● **WORK INSTRUCTION**:
Each entry below is to be duplicated precisely.
::: ENTRIES SHOWN
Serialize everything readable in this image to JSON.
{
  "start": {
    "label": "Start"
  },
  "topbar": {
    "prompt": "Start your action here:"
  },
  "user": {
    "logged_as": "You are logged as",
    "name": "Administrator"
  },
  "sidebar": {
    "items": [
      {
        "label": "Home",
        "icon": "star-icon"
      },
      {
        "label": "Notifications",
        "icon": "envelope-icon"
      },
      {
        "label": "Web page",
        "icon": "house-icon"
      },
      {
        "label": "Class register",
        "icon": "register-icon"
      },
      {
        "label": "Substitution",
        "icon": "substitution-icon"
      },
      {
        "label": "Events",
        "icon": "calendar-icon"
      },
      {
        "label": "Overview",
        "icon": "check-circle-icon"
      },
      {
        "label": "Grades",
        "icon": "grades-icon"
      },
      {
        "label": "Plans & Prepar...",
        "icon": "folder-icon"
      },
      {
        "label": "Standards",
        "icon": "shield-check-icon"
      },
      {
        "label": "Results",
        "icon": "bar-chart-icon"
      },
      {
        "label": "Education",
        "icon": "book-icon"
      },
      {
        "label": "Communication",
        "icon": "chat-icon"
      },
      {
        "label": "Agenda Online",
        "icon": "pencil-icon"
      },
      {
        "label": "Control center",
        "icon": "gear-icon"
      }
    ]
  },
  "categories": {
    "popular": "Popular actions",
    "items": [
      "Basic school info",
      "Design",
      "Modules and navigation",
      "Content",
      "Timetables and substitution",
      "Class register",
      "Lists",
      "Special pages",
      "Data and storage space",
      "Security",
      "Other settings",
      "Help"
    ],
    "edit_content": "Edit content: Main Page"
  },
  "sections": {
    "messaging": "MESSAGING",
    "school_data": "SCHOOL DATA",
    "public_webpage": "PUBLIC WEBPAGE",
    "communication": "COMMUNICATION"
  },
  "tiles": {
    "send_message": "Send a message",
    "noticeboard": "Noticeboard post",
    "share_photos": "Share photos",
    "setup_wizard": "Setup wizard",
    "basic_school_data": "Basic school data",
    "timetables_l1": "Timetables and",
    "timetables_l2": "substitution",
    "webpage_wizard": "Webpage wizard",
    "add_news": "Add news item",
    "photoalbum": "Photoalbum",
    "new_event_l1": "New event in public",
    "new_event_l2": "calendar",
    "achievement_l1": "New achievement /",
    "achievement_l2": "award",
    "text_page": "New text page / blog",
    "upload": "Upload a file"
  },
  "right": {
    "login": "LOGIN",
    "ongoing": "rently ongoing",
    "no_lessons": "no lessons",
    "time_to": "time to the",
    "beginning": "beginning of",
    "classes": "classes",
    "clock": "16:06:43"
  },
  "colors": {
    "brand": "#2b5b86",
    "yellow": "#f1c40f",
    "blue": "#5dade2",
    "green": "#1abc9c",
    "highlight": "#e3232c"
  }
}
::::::
● **REPLY TO THE TASK**:
Serialize everything readable in this image to JSON.
{
  "start": {
    "label": "Start"
  },
  "topbar": {
    "prompt": "Start your action here:"
  },
  "user": {
    "logged_as": "You are logged as",
    "name": "Administrator"
  },
  "sidebar": {
    "items": [
      {
        "label": "Home",
        "icon": "star-icon"
      },
      {
        "label": "Notifications",
        "icon": "envelope-icon"
      },
      {
        "label": "Web page",
        "icon": "house-icon"
      },
      {
        "label": "Class register",
        "icon": "register-icon"
      },
      {
        "label": "Substitution",
        "icon": "substitution-icon"
      },
      {
        "label": "Events",
        "icon": "calendar-icon"
      },
      {
        "label": "Overview",
        "icon": "check-circle-icon"
      },
      {
        "label": "Grades",
        "icon": "grades-icon"
      },
      {
        "label": "Plans & Prepar...",
        "icon": "folder-icon"
      },
      {
        "label": "Standards",
        "icon": "shield-check-icon"
      },
      {
        "label": "Results",
        "icon": "bar-chart-icon"
      },
      {
        "label": "Education",
        "icon": "book-icon"
      },
      {
        "label": "Communication",
        "icon": "chat-icon"
      },
      {
        "label": "Agenda Online",
        "icon": "pencil-icon"
      },
      {
        "label": "Control center",
        "icon": "gear-icon"
      }
    ]
  },
  "categories": {
    "popular": "Popular actions",
    "items": [
      "Basic school info",
      "Design",
      "Modules and navigation",
      "Content",
      "Timetables and substitution",
      "Class register",
      "Lists",
      "Special pages",
      "Data and storage space",
      "Security",
      "Other settings",
      "Help"
    ],
    "edit_content": "Edit content: Main Page"
  },
  "sections": {
    "messaging": "MESSAGING",
    "school_data": "SCHOOL DATA",
    "public_webpage": "PUBLIC WEBPAGE",
    "communication": "COMMUNICATION"
  },
  "tiles": {
    "send_message": "Send a message",
    "noticeboard": "Noticeboard post",
    "share_photos": "Share photos",
    "setup_wizard": "Setup wizard",
    "basic_school_data": "Basic school data",
    "timetables_l1": "Timetables and",
    "timetables_l2": "substitution",
    "webpage_wizard": "Webpage wizard",
    "add_news": "Add news item",
    "photoalbum": "Photoalbum",
    "new_event_l1": "New event in public",
    "new_event_l2": "calendar",
    "achievement_l1": "New achievement /",
    "achievement_l2": "award",
    "text_page": "New text page / blog",
    "upload": "Upload a file"
  },
  "right": {
    "login": "LOGIN",
    "ongoing": "rently ongoing",
    "no_lessons": "no lessons",
    "time_to": "time to the",
    "beginning": "beginning of",
    "classes": "classes",
    "clock": "16:06:43"
  },
  "colors": {
    "brand": "#2b5b86",
    "yellow": "#f1c40f",
    "blue": "#5dade2",
    "green": "#1abc9c",
    "highlight": "#e3232c"
  }
}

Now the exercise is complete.